Dataset rows for apps and sites:
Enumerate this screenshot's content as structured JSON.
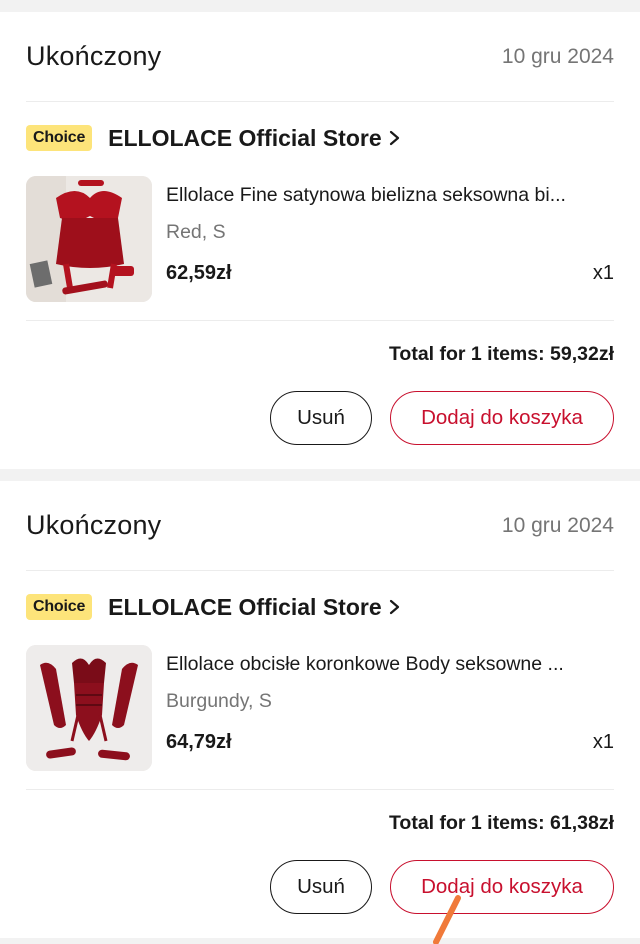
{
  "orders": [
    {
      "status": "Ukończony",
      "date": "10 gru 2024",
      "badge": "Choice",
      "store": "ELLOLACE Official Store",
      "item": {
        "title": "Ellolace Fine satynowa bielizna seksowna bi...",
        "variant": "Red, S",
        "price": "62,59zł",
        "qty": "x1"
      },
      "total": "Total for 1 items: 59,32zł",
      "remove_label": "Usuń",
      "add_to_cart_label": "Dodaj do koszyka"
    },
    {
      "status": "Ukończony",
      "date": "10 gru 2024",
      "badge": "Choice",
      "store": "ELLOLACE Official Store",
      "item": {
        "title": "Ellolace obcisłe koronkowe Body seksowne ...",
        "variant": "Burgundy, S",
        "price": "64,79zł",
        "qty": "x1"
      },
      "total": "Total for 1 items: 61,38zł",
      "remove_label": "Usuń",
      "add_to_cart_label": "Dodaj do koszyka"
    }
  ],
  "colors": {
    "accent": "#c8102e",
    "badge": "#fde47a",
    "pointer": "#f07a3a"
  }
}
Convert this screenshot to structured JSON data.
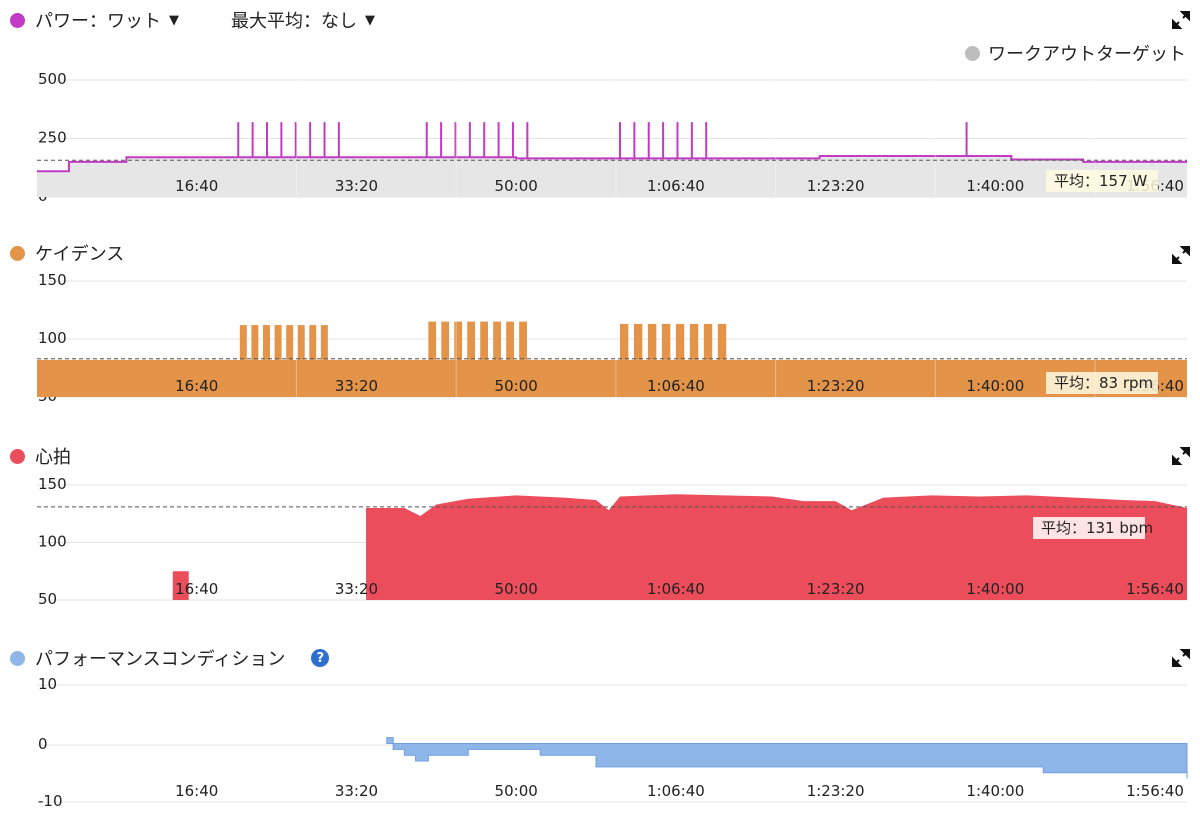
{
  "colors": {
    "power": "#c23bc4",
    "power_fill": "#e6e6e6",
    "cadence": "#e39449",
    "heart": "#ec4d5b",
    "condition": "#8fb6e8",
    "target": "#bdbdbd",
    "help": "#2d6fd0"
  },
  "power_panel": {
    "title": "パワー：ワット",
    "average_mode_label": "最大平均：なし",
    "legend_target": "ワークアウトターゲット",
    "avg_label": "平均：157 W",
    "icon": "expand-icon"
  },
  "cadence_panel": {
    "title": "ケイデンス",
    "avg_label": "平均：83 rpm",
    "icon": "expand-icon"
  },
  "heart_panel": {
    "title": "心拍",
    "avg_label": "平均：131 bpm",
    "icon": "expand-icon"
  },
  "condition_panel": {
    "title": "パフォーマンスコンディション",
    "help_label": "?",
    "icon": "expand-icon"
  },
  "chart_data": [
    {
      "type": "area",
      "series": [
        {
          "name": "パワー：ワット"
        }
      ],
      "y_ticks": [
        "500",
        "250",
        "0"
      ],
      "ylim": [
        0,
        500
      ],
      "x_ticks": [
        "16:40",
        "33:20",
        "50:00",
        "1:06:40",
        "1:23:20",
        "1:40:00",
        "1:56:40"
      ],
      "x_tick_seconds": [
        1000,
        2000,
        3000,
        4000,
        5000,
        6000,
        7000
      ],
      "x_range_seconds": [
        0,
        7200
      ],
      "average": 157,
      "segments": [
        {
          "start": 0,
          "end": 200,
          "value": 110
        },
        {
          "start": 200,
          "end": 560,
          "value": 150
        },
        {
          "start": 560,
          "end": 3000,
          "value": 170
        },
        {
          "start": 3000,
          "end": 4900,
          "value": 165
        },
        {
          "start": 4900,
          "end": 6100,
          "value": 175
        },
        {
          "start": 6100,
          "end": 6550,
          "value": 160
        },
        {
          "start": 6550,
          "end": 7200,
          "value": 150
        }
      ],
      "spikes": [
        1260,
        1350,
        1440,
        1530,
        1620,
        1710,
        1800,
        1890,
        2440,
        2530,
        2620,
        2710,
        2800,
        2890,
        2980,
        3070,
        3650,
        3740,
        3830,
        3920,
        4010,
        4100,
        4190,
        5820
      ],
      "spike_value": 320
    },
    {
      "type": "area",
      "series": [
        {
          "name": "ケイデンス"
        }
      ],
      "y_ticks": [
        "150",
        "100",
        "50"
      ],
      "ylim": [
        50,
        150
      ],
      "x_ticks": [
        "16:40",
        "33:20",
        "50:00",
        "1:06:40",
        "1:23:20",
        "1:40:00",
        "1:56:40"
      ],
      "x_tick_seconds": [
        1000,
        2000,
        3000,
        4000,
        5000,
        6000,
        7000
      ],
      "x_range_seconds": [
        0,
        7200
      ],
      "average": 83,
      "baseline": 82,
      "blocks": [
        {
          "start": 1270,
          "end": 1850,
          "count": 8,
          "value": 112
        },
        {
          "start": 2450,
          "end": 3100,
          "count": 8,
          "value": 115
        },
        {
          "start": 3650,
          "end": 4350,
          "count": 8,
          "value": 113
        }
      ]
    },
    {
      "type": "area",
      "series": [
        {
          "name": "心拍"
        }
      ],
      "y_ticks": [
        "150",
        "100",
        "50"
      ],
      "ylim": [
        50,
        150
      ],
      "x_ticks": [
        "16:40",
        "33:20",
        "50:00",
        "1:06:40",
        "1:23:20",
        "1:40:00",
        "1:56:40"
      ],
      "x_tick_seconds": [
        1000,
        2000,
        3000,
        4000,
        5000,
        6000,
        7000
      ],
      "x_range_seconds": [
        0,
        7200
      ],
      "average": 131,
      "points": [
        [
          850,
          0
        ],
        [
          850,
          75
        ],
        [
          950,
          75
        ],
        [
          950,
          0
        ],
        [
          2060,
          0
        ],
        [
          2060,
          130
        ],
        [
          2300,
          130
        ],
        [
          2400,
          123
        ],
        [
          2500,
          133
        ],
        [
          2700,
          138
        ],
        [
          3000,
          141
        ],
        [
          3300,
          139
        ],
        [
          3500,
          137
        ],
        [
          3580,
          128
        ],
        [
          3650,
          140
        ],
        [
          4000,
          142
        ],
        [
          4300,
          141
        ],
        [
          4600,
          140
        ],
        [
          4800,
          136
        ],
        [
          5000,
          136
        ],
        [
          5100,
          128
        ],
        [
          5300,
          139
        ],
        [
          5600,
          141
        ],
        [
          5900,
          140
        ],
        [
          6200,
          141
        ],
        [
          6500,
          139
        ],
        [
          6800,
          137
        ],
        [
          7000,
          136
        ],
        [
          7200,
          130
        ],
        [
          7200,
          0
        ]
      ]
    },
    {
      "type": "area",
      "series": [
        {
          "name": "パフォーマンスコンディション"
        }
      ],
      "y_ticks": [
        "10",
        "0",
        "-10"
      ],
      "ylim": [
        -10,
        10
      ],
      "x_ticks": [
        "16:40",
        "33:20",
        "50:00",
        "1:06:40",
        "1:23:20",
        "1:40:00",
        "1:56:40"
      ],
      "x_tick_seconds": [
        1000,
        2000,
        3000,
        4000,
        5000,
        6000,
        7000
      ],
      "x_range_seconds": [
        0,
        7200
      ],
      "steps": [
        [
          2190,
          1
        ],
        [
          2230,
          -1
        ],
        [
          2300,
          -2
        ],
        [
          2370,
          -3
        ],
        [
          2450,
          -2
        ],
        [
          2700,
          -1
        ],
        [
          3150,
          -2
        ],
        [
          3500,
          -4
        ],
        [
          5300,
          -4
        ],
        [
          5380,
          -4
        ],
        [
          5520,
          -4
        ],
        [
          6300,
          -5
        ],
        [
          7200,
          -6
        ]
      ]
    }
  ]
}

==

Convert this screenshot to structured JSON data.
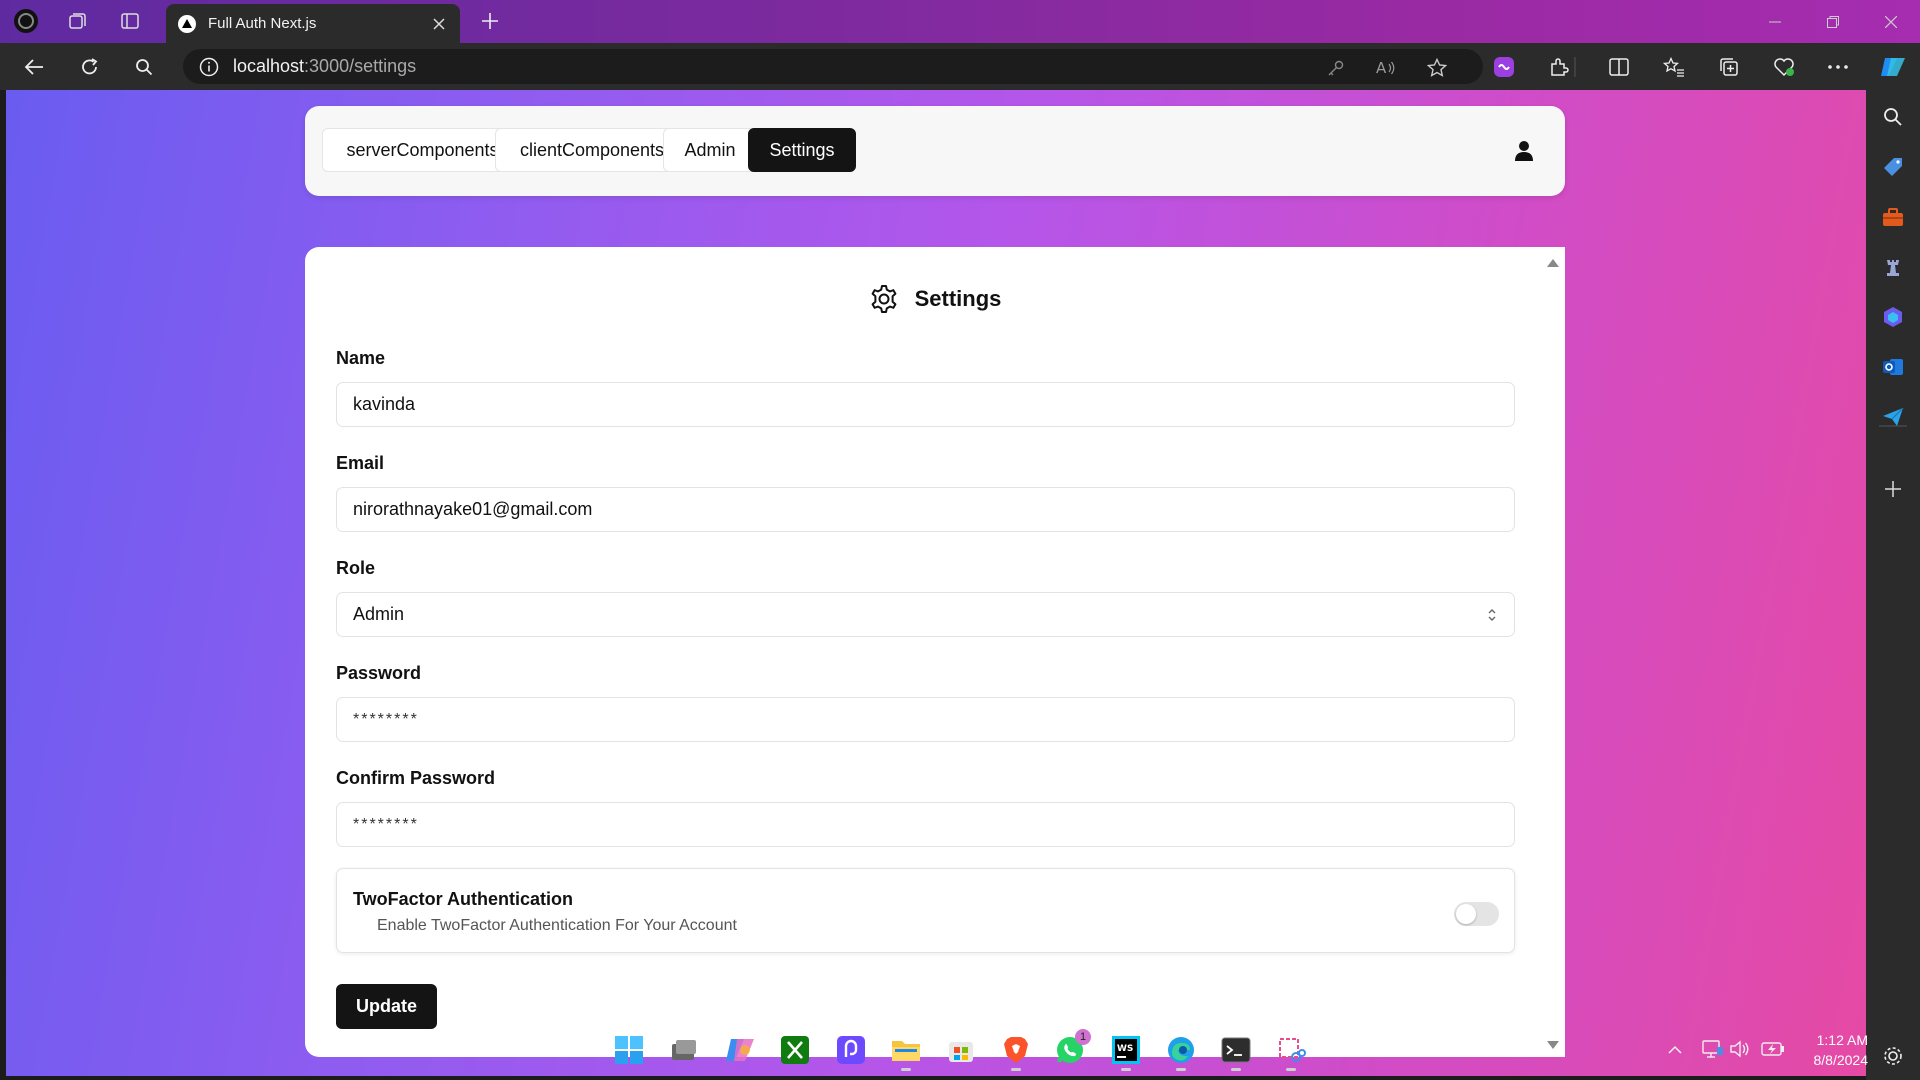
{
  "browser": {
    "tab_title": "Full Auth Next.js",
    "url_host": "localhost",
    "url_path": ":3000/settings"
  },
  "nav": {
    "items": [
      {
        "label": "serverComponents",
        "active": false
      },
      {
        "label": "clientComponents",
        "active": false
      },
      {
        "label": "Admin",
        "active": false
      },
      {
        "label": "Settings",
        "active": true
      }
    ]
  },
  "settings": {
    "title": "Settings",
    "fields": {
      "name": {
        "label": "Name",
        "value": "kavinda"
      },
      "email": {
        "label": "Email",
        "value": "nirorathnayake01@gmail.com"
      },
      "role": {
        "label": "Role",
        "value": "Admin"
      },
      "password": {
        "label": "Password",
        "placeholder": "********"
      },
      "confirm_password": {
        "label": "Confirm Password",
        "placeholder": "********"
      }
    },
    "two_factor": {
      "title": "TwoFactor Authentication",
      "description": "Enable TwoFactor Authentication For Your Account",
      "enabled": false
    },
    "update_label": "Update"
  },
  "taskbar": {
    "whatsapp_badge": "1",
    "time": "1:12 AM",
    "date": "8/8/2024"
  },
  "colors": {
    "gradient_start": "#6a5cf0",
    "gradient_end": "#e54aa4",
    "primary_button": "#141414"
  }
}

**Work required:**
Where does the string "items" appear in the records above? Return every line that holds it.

**Task solution:**
      "total": "Total for 1 items: 59,32zł",
      "total": "Total for 1 items: 61,38zł",
    "items": [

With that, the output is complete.